Where do butterflies go for the winter? Some species spend their winter in the adult stage of their life cycle; but most go through winter as an egg, caterpillar or chrysalis. The hibernating stages (egg, caterpillar, chrysalis, or adult) produce sugar-like chemicals in their bodies that acts like antifreeze. If ice-crystals were to form inside a butterflies body, it would damage their cells and tissues. The antifreeze stops ice from forming, so no damage occurs. Some butterflies survive the cold in egg form, hatching out in the spring; while a few stay in a suspended state as a chrysalis attached to different plants. Only a few species have the ability to overwinter as adult butterflies by going into a hibernation-like state, and only becoming active once the weather warms up.
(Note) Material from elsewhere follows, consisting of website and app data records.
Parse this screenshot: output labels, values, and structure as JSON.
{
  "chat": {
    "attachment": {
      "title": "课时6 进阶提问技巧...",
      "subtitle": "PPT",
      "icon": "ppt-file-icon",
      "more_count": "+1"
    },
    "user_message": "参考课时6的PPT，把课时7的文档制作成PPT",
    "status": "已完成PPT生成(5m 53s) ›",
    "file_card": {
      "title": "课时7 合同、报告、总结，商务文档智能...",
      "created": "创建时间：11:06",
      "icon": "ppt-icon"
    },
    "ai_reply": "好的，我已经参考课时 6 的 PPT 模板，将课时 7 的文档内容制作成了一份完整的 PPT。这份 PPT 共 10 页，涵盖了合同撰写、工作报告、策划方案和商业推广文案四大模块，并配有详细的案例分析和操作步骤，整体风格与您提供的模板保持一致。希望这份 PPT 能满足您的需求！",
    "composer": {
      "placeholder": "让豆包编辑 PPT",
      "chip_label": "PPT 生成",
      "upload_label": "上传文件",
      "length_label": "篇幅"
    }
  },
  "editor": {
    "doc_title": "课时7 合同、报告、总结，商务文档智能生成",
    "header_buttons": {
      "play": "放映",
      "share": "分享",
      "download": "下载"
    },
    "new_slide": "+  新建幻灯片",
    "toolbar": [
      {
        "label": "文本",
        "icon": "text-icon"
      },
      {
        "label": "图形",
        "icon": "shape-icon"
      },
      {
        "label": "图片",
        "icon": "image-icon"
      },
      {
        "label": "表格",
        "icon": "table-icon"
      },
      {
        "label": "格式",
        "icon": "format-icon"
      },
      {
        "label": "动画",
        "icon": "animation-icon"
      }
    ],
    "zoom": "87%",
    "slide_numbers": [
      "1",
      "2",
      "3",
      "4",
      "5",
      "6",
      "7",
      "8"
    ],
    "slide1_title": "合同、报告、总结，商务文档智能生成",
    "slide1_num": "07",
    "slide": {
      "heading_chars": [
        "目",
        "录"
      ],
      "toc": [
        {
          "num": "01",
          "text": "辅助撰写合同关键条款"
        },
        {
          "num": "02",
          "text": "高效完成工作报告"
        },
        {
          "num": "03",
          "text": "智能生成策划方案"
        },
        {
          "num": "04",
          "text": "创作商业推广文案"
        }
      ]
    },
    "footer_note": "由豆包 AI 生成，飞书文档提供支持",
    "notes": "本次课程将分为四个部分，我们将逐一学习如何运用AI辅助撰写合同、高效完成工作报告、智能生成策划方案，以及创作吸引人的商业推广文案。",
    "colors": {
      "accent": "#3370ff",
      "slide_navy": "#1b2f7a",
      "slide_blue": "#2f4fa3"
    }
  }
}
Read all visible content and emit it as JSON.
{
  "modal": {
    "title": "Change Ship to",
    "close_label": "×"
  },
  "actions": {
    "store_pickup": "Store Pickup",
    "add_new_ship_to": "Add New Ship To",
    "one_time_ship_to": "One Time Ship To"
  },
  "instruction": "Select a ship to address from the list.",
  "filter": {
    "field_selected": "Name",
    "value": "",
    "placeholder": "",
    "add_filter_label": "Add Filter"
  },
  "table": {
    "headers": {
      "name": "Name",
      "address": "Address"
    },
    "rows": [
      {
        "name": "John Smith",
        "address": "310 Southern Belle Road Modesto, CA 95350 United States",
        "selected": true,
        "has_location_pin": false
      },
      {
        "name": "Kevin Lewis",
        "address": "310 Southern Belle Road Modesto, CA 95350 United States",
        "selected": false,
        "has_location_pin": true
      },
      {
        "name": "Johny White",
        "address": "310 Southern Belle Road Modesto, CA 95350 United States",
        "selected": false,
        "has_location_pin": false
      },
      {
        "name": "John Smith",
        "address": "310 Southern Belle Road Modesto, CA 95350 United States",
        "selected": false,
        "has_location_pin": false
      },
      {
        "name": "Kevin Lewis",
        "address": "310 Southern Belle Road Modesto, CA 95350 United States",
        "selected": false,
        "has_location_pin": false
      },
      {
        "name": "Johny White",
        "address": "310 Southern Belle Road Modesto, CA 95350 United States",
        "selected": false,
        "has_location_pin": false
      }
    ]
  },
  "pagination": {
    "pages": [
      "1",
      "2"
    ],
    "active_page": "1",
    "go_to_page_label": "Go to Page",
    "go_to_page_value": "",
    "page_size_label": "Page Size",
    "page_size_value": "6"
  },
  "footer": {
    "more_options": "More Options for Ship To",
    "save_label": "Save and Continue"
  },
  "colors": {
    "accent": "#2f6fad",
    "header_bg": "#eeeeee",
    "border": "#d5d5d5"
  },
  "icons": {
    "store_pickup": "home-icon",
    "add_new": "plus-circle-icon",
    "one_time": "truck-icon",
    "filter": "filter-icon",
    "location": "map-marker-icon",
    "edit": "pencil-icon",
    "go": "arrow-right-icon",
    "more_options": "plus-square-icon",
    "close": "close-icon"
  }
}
The monarch butterfly takes an approach out of the playbook of birds, as this species migrates south for the winter. Monarchs are large, powerful butterflies. One marked individual flew over 400 kilometers in one day, but most tend to stop more frequently than that. Not all monarchs migrate in the fall though. Each summer produces four or five generations of monarchs. Only the latest generations live long enough to make the migration journey to wintering ranges in California and Mexico.